People ask me about the sealed high-$$$ batteries. They are lighter and smaller and safe to transport upside down. However they cost a fortune, have shorter run-times, need special chargers and have a shorter service life. You decide.
You will need a charger, one that charges at a decent rate, say 10 amps, then automatically switches to a maintenance mode and keeps the battery ready to go without over charging it. That will cost you $40-$80, also at Wal-Mart.
Last but not least, of course, you will need a way to attach the motor to the kayak. This can be solved many ways. My criteria was it had to be cheap, simple, must not modify the kayak in any way, be completely self-contained and installable or removable without a trace, in seconds. With the Fish N Dive or any stable kayak that can take a full-sized milk crate, this is a super easy project that will take you just an hour or so and you will never look back...
The FnD is available with a $60 mount, which is a $2.00 piece of aluminum channel and a couple well-nuts to mount it. The Extreme comes with teensy-tiny well nuts installed that you are supposed to mount a mount to. I don't like either.
Here's my installation:
Milk crate with a piece of galvanized channel screwed down onto the edges with sheet metal screws, then a 2X4 lag-bolted on.
Front view of the same crate.
Crate with 27 series battery, the 27 is a *perfect* fit. The battery can get wet, even have waves crash over it, no harm done.
The whole thing with the motor and my powered bait tank ready to go.
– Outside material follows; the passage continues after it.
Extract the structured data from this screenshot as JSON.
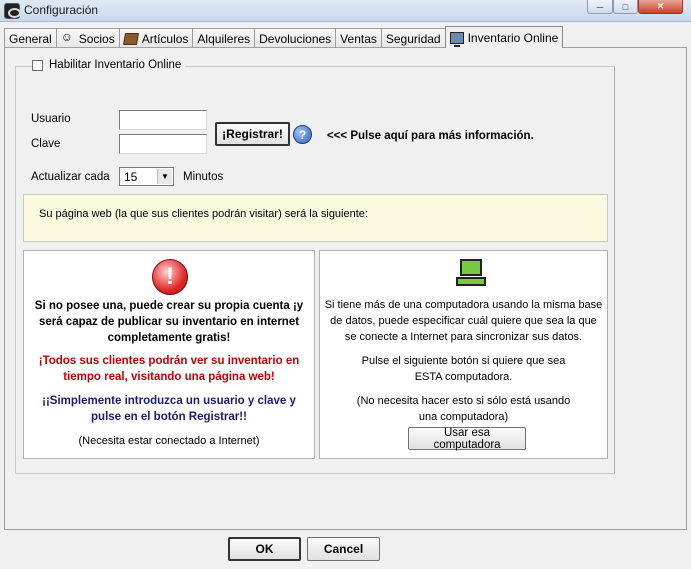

The crate is held in with four metal turnbuckles. Grease them well.
Another view. I like the motor mounted on the right. You should experiment with the height of the head. I use mine higher now, so less of the shaft is dragging in the water, and since I almost always paddle and run the motor at the same time I have found that the paddle goes under the head with no interference that way. Perfect.
At the Lake...
My Daughter Abby and I going fishing on our magic carpet ride...
Some more views...
I hope you try this, you will love it. Let me know how it goes, I will post up your pictures to help others...
John Roe, the Quietman